Michigan's public education system is sorely underfunded and continues to be hurt by wrong-headed policies that are designed to pick winners and losers, with urban school districts servicing poor, minority, and limited English-proficient students squarely in the losers category. Some of these politically-motivated policies include expansion of an unproven (and under-fire) charter school movement, reducing payers to the state teacher retirement system which as a result is collapsing under its own weight, and spending far too much time, energy and money attacking schools and teachers when poverty and reduced K-12 funding for classrooms and basic operations are the real problems.

Remember when you vote on November 4, Governor Snyder was fine with the idea of spending $20,000 per year for his own daughter's education at the Greenhills School in Ann Arbor, despite the fact the rest of us (the 90-percenters) are expected to continue getting by with less. The governor has recognized the problem with the gap between higher and lower-spending districts and here's his response as reported from an interview with MLive's Dave Murray, now the governor's deputy press secretary:
“At some point I would like to start addressing that. But right now I want to look at the bigger picture of school aid and the funding formulas. But not this year.”
Well, he's done little since this comment thirty months ago to solve the problem and there's no indication funding for kids and classrooms will be any better in the next four years sans a change in leadership.

Anyway, the title of this posts posits a question and I'll let you answer it for yourself.

Monday, October 6, 2014

Just why are Finland's schools top notch?

"Some aspects of the American school system are not helpful in improving education quality and equity. First, education in the United States is too much defined by testing and data. If getting the data using frequent standardized tests occupies up to one-third of all available time to teach, that will alone prevent students from making the marks they should.

"Second, American education places too much faith in marketplace choice, which parents have because of expanded access to charter schools. This weakens the public school structure that is fundamental to many successful education systems elsewhere.

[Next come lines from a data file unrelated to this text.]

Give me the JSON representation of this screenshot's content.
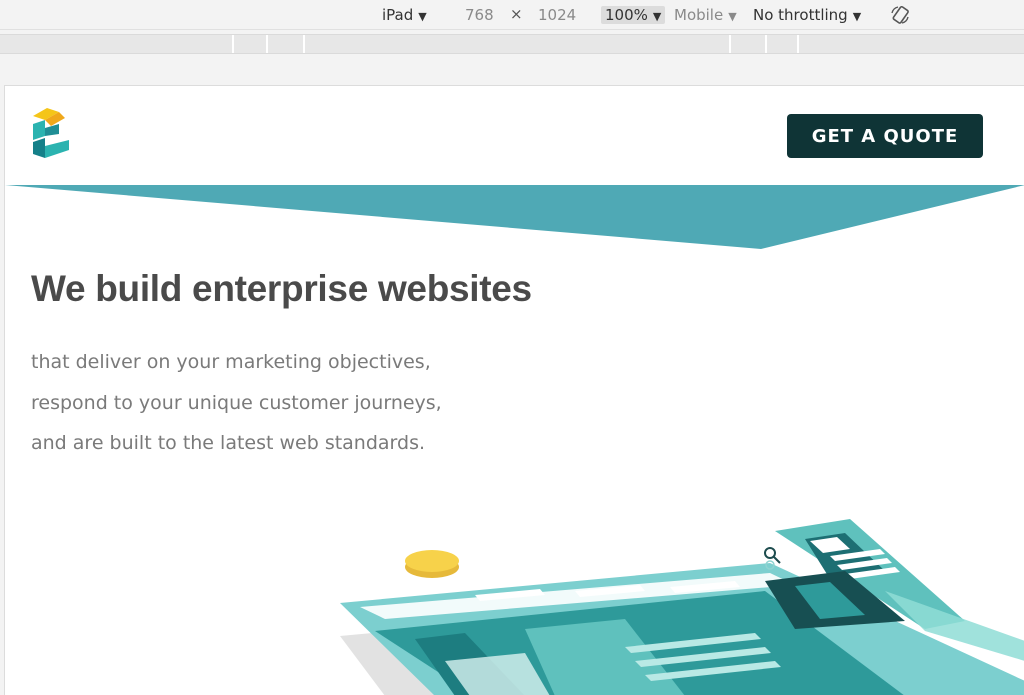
{
  "devtools": {
    "device": "iPad",
    "width": "768",
    "times": "×",
    "height": "1024",
    "zoom": "100%",
    "network_profile": "Mobile",
    "throttling": "No throttling"
  },
  "site": {
    "cta_label": "GET A QUOTE",
    "hero_title": "We build enterprise websites",
    "hero_lines": [
      "that deliver on your marketing objectives,",
      "respond to your unique customer journeys,",
      "and are built to the latest web standards."
    ]
  },
  "colors": {
    "banner_teal": "#4fa9b5",
    "cta_dark": "#0f3436",
    "logo_yellow": "#f5c518",
    "logo_teal": "#2bb3b0",
    "coin_yellow": "#f7d24a"
  },
  "icons": [
    "caret-down-icon",
    "rotate-icon",
    "logo-icon",
    "magnifier-icon"
  ]
}
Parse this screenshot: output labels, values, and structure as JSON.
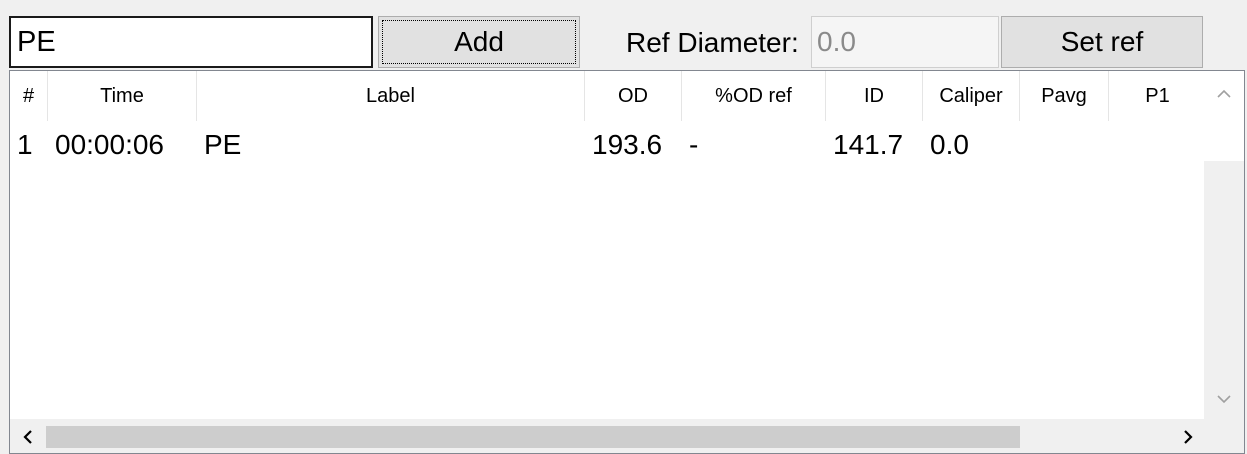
{
  "toolbar": {
    "label_input_value": "PE",
    "add_label": "Add",
    "ref_diameter_label": "Ref Diameter:",
    "ref_diameter_value": "0.0",
    "set_ref_label": "Set ref"
  },
  "table": {
    "columns": [
      "#",
      "Time",
      "Label",
      "OD",
      "%OD ref",
      "ID",
      "Caliper",
      "Pavg",
      "P1"
    ],
    "rows": [
      [
        "1",
        "00:00:06",
        "PE",
        "193.6",
        "-",
        "141.7",
        "0.0",
        "",
        ""
      ]
    ]
  },
  "icons": {
    "scroll_up": "chevron-up-icon",
    "scroll_down": "chevron-down-icon",
    "scroll_left": "chevron-left-icon",
    "scroll_right": "chevron-right-icon"
  },
  "colors": {
    "window_bg": "#f0f0f0",
    "button_bg": "#e1e1e1",
    "list_bg": "#ffffff",
    "disabled_text": "#8a8a8a"
  }
}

"Finally, more students in America have novice or nonprofessional teachers in their classrooms today than ever. Frequent turnover of teachers in thousands of American schools undermines the entire education system."

Pasi Sahlberg